The Leadership Challenge by James M. Kouzes and Barry Z. Posner

This leadership classic is the gold standard for research-based leadership, and the premier resource on becoming a leader. Recently updated with the latest research and case studies, and offering inspiring new stories of real people achieving extraordinary results, the authors' central theme remains the same and is more relevant today than ever: Leadership is Everyone's Business.

Their five practices and ten commitments have been proven by hundreds of thousands of dedicated, successful leaders. This edition, with almost one-third new material, emphasises the global community and refocuses on business leaders.

Leadership Is an Art by Max De Pree 

This has long been a must-read not circulating in the business community. De Pree looks at leadership as a kind of stewardship, stressing the importance of building relationships, initiating ideas, and creating a lasting value system within an organisation.

Rather than focusing on the ‘hows’ of business life, he explains the ‘whys’. He shows that the first responsibility of a leader is to define reality and the last is to say ‘thank you’. Along the way, the artful leader must:

  • Stimulate effectiveness by enabling others to reach both their personal potential and their institutional potential
  • Take a role in developing, expressing, and defending civility and values
  • Nurture new leaders and ensure the continuation of the corporate culture
  • Leadership Is an Artoffers a proven design for achieving success by developing the generous spirit within all of us. Now more than ever, it provides the insights and guidelines leaders in every field need.

The Radical Leap by Steve Farber

In his exciting and innovative business parable,The Radical Leap, Farber explores an entirely new leadership model, one in which leaders aren't afraid to take risks, make mistakes in front of employees, or actively solicit employee feedback.

Farber has written a business parable that reads like a novel, filled with vivid, fully realised, and eccentric characters, crazy plot twists, honest and believable conversations about leadership, and most important, an innovative program for leaders to inspire and engage their companies.

Questions of Character: Illuminating the Heart of Leadership through Literature by Joseph L. Badaracco

Through rich analysis of the main characters inThe Death of a Salesman, The Secret Sharer, The Last Tycoon,and other stories, Badaracco addresses complex issues leaders face, such as the soundness of their vision, their readiness to take on responsibility, the depth of their compassion, and their ability to manage success.

Leadership: The Power of a Creative Life by Rick Joyner

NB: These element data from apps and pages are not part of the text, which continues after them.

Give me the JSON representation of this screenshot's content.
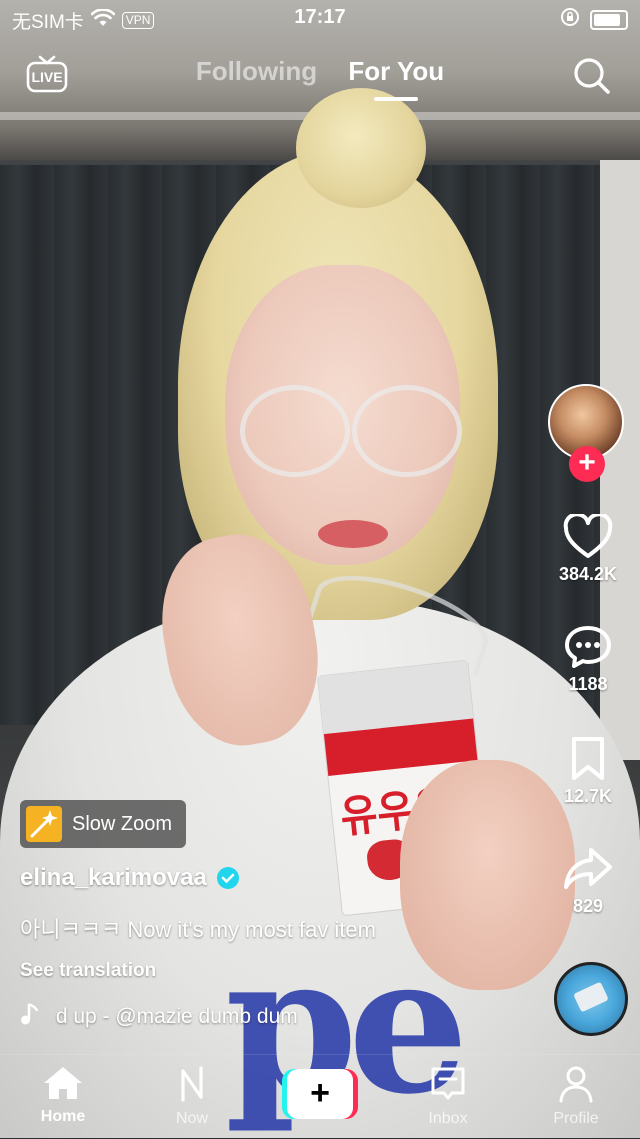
{
  "status_bar": {
    "carrier": "无SIM卡",
    "vpn": "VPN",
    "time": "17:17"
  },
  "top_nav": {
    "live_label": "LIVE",
    "tabs": [
      "Following",
      "For You"
    ],
    "active_tab": "For You"
  },
  "actions": {
    "likes": "384.2K",
    "comments": "1188",
    "saves": "12.7K",
    "shares": "829"
  },
  "video_info": {
    "effect": "Slow Zoom",
    "username": "elina_karimovaa",
    "caption": "아니ㅋㅋㅋ  Now it's my most fav item",
    "see_translation": "See translation",
    "music": " d up - @mazie     dumb dum"
  },
  "bottom_nav": {
    "items": [
      "Home",
      "Now",
      "Inbox",
      "Profile"
    ],
    "active": "Home"
  },
  "colors": {
    "brand_red": "#fe2c55",
    "brand_cyan": "#25f4ee",
    "verified": "#20d5ec"
  }
}
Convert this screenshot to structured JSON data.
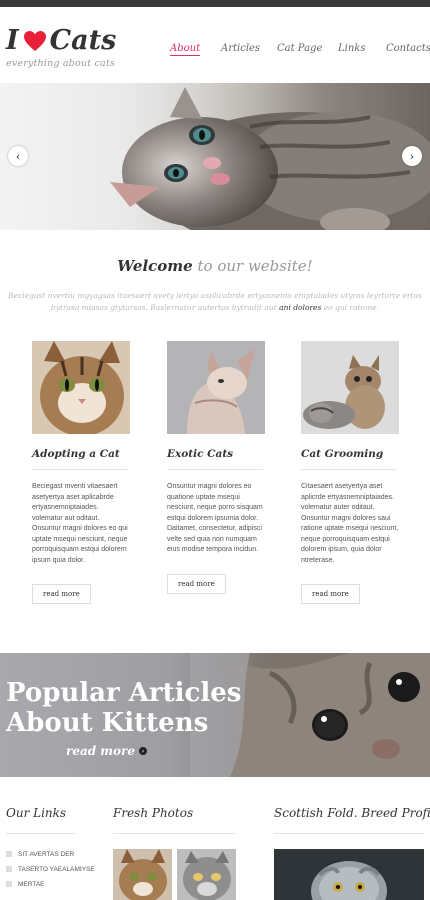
{
  "logo": {
    "word1": "I",
    "word2": "Cats",
    "tagline": "everything about cats"
  },
  "nav": {
    "items": [
      "About",
      "Articles",
      "Cat Page",
      "Links",
      "Contacts"
    ],
    "active": "About"
  },
  "slider": {
    "prev_icon": "chevron-left-icon",
    "next_icon": "chevron-right-icon",
    "prev_glyph": "‹",
    "next_glyph": "›"
  },
  "welcome": {
    "bold": "Welcome",
    "rest": "to our website!"
  },
  "intro": {
    "text_before": "Beciegast nvertiu mgyagsas itaesaert avety lertya asplicabrde ertyasnemo eniptalades utyras leyrtorte ertas bytrasa miasas gtytarsas. Baslernatur autertas bytradit aut",
    "link": "ani dolores",
    "text_after": "eo qui ratione."
  },
  "columns": [
    {
      "title": "Adopting a Cat",
      "text": "Beciegast mventi vitaesaert asetyertya aset aplicabrde ertyasnemniptaiades. volematur aut oditaut. Onsuntur magni dolores eo qui uptate msequi nesciunt, neque porroquisquam estqui dolorem ipsum quia dolor.",
      "button": "read more"
    },
    {
      "title": "Exotic Cats",
      "text": "Onsuntur magni dolores eo quatione uptate msequi nesciunt, neque porro sisquam estqui dolorem ipsumia dolor. Daitamet, consectetur, adipisci velte sed quia non numquam eius modise tempora incidun.",
      "button": "read more"
    },
    {
      "title": "Cat Grooming",
      "text": "Citaesaert asetyertya aset aplicrde ertyasnemniptaiades. volematur auter oditaut. Onsuntur magni dolores saui ratione uptate msequi nesciunt, neque porroquisquam estqui dolorem ipsum, quia dolor ntreterase.",
      "button": "read more"
    }
  ],
  "banner": {
    "line1": "Popular Articles",
    "line2": "About Kittens",
    "more": "read more",
    "more_icon": "arrow-right-icon",
    "more_glyph": "›"
  },
  "footer": {
    "links_title": "Our Links",
    "links": [
      "SIT AVERTAS DER",
      "TASERTO YAEALAMIYSE",
      "MERTAE"
    ],
    "photos_title": "Fresh Photos",
    "breed_title": "Scottish Fold. Breed Profile"
  },
  "colors": {
    "accent": "#e0306a",
    "heart": "#e8203a",
    "topbar": "#3a3a3a"
  }
}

Leadership and creativity are two of the most influential forces on earth. Together they have shaped the course of history. This book is a study of these two forces, using powerful historical examples and imparting an understanding of some of the most important leadership and management principles. It is an uncomplicated, candid instruction; inspiring you from the mundane to rise to the highest levels of leadership and creativity in your own life.

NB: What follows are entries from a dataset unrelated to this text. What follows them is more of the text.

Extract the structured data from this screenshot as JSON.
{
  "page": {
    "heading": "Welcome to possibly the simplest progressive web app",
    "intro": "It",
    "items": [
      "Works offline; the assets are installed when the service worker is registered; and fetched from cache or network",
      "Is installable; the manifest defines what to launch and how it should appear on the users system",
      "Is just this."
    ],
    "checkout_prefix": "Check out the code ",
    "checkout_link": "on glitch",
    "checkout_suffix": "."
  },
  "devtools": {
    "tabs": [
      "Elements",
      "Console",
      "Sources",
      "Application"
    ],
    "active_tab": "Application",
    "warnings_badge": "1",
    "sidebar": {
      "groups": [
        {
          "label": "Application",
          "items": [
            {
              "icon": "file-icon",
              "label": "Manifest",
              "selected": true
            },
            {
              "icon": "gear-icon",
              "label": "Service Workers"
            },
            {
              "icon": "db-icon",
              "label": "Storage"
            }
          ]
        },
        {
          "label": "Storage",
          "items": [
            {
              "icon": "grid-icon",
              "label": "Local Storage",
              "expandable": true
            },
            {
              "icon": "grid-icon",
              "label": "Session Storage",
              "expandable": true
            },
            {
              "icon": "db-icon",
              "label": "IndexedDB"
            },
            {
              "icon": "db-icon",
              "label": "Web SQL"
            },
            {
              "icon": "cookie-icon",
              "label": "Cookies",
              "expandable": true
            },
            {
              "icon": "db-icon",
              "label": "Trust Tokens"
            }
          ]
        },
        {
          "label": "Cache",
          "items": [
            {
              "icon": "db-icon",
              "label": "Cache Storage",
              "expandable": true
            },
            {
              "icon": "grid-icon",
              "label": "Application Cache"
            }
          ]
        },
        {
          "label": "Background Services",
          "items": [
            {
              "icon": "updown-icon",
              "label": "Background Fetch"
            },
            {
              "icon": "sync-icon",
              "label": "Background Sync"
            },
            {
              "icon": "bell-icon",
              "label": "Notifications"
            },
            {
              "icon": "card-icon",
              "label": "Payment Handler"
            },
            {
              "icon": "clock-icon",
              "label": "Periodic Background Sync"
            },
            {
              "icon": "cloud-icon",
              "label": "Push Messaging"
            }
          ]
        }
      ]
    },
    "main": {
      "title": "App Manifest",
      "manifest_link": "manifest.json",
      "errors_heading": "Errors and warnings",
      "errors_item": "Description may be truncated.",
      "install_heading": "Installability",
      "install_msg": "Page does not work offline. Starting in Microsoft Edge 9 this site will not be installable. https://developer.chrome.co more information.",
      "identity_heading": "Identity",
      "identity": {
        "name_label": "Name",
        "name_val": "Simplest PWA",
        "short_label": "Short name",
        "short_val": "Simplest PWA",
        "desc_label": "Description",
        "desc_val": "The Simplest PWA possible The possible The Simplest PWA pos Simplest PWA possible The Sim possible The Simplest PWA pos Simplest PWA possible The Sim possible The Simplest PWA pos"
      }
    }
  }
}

  • Learn the difference between leadership and management.
  • A financial plan to get out of debt and build your own venture capital.
  • Five essential ingredients for success.
  • Exciting examples from great historical leaders.

Getting Things Done by David Allen 

In today's world, yesterday's methods just don't work. InGetting Things Done, veteran coach and management consultant David Allen shares the breakthrough methods for stress-free performance that he has introduced to tens of thousands of people across the country.

Allen's premise is simple: our productivity is directly proportional to our ability to relax. Only when our minds are clear and our thoughts are organised can we achieve effective productivity and unleash our creative potential. InGetting Things DoneAllen shows how to:

  • Apply the "do it, delegate it, defer it, drop it" rule to get your in-box to empty
  • Reassess goals and stay focused in changing situations
  • Plan projects as well as get them unstuck
  • Overcome feelings of confusion, anxiety, and being overwhelmed
  • Feel fine about what you're not doing

From core principles to proven tricks,Getting Things Donecan transform the way you work, showing you how to pick up the pace without wearing yourself down.